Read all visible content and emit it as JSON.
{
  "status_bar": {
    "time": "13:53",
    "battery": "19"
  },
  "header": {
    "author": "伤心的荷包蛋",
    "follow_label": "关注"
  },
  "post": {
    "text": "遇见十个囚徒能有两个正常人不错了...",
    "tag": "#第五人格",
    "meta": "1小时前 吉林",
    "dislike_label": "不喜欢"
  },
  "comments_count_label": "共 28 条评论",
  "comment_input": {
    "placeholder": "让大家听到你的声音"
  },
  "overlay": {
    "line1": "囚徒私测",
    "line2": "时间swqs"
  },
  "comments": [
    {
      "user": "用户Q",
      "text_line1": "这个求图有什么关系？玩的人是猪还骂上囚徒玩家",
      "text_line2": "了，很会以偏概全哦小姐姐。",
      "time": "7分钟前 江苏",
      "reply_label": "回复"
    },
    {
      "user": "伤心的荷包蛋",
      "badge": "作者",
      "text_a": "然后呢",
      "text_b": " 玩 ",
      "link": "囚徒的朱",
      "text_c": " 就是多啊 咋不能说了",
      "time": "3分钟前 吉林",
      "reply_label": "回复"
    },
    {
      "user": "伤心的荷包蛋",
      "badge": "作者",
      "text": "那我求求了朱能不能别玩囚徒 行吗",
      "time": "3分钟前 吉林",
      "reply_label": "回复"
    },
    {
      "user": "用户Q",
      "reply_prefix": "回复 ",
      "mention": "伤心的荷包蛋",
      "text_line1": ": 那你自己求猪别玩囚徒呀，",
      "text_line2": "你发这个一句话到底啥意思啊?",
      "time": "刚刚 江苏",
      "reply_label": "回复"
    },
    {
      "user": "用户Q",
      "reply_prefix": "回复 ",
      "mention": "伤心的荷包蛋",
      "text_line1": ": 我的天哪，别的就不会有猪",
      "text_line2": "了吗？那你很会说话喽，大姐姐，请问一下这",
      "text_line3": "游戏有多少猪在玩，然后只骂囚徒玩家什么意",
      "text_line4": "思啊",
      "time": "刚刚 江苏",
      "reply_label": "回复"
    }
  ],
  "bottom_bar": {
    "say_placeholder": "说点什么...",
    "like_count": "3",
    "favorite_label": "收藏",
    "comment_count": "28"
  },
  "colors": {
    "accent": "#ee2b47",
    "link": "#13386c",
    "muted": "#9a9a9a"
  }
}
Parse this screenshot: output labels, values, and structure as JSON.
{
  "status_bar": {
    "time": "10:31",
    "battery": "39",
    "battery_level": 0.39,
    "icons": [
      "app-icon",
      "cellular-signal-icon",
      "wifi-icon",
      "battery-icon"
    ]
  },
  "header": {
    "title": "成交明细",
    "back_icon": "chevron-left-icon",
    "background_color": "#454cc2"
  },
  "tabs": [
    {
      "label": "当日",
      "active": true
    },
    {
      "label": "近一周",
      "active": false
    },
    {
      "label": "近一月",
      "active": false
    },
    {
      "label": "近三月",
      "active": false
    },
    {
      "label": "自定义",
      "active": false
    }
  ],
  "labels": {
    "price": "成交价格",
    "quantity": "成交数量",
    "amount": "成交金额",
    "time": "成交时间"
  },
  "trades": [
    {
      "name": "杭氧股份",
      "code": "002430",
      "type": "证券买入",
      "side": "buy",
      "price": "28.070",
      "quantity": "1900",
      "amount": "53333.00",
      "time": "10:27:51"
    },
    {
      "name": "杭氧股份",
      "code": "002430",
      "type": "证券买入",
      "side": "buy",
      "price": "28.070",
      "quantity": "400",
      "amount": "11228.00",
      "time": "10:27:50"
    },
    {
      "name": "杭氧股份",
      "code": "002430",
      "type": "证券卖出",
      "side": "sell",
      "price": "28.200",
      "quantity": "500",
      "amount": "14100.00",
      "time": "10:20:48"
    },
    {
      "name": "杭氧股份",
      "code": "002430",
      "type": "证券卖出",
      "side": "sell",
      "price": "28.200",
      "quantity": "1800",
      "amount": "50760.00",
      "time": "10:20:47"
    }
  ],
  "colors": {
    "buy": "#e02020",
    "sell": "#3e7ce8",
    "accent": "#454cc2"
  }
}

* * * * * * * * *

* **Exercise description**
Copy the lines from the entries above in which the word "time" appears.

* **Exercise answer**
    "time": "13:53",
      "time": "7分钟前 江苏",
      "time": "3分钟前 吉林",
      "time": "3分钟前 吉林",
      "time": "刚刚 江苏",
      "time": "刚刚 江苏",
    "time": "10:31",
    "time": "成交时间"
      "time": "10:27:51"
      "time": "10:27:50"
      "time": "10:20:48"
      "time": "10:20:47"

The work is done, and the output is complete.